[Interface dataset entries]
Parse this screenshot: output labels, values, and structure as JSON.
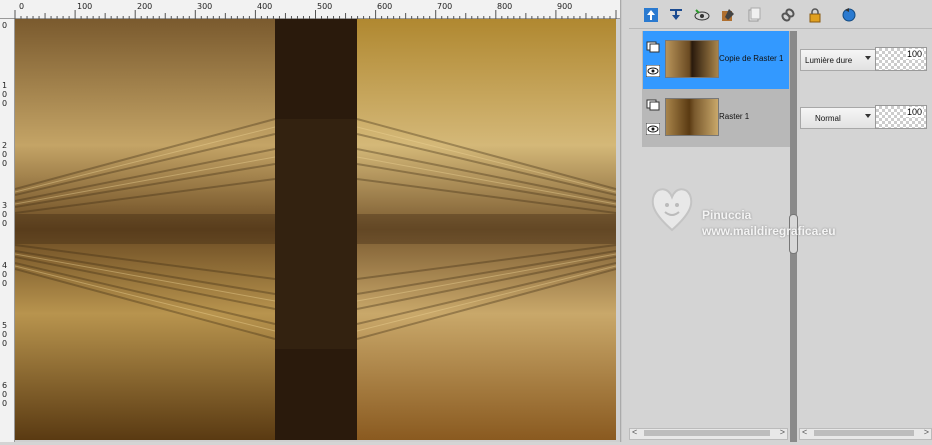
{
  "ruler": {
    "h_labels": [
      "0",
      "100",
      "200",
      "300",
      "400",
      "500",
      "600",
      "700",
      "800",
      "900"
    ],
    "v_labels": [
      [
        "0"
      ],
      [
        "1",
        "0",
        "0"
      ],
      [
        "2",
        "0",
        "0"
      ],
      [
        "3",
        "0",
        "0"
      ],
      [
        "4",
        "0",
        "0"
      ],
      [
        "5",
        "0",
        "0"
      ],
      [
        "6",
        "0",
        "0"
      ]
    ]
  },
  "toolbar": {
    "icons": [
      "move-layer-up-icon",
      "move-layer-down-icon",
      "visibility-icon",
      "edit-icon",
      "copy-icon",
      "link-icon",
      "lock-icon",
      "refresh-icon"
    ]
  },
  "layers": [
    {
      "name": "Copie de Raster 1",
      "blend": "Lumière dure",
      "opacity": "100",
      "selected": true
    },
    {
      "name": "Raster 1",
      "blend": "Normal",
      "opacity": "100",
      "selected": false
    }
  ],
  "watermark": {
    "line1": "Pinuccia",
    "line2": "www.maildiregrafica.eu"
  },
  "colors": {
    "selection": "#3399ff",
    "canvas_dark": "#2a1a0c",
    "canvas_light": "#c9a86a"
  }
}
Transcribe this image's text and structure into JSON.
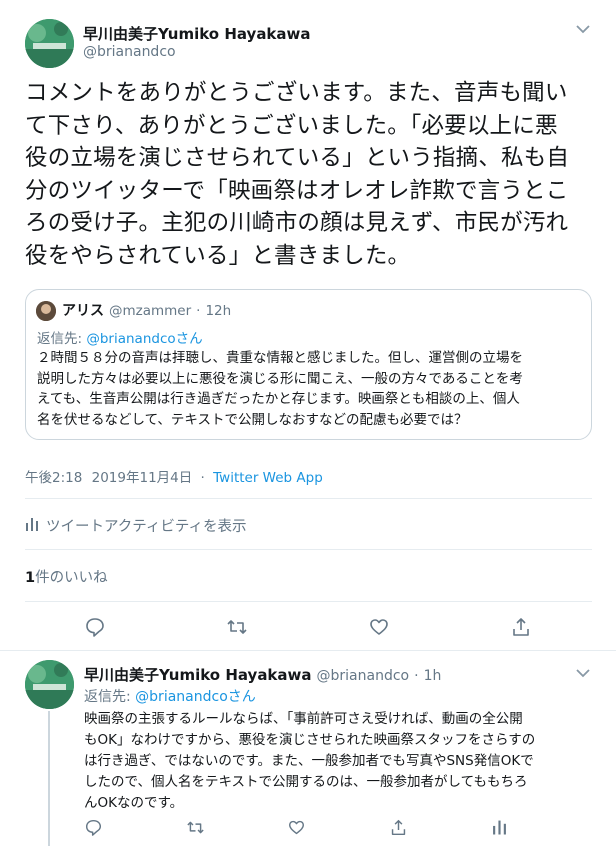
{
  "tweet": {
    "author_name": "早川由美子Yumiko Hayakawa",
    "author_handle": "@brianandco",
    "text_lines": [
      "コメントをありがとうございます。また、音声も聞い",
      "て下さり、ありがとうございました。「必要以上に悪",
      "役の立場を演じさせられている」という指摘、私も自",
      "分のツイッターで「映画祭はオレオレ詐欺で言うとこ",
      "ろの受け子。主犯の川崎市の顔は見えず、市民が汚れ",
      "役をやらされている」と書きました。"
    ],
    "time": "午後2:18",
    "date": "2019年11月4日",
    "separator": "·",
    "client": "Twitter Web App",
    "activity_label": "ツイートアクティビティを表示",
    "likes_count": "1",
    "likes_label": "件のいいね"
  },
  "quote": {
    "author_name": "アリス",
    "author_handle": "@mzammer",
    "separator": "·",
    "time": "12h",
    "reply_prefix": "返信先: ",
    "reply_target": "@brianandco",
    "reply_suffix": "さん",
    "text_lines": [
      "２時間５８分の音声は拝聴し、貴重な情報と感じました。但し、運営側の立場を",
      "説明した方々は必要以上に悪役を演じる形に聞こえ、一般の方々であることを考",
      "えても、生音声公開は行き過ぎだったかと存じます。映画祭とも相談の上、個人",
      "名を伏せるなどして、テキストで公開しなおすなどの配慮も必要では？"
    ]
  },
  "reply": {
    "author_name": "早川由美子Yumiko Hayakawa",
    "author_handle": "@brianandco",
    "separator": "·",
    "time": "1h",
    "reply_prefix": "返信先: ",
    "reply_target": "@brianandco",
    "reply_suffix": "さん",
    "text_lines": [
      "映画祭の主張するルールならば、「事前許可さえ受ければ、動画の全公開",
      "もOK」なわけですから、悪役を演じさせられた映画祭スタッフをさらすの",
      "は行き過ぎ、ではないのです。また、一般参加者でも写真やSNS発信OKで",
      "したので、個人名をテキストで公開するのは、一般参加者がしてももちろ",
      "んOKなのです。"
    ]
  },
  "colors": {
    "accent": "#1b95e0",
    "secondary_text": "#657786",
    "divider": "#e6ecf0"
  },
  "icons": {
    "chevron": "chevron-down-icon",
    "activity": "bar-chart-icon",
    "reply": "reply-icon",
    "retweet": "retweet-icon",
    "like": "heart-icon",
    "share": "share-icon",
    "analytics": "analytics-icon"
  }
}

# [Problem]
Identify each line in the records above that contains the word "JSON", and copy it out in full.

# [Task output]
Parse this screenshot: output labels, values, and structure as JSON.
Transcribe this image's text and structure into JSON.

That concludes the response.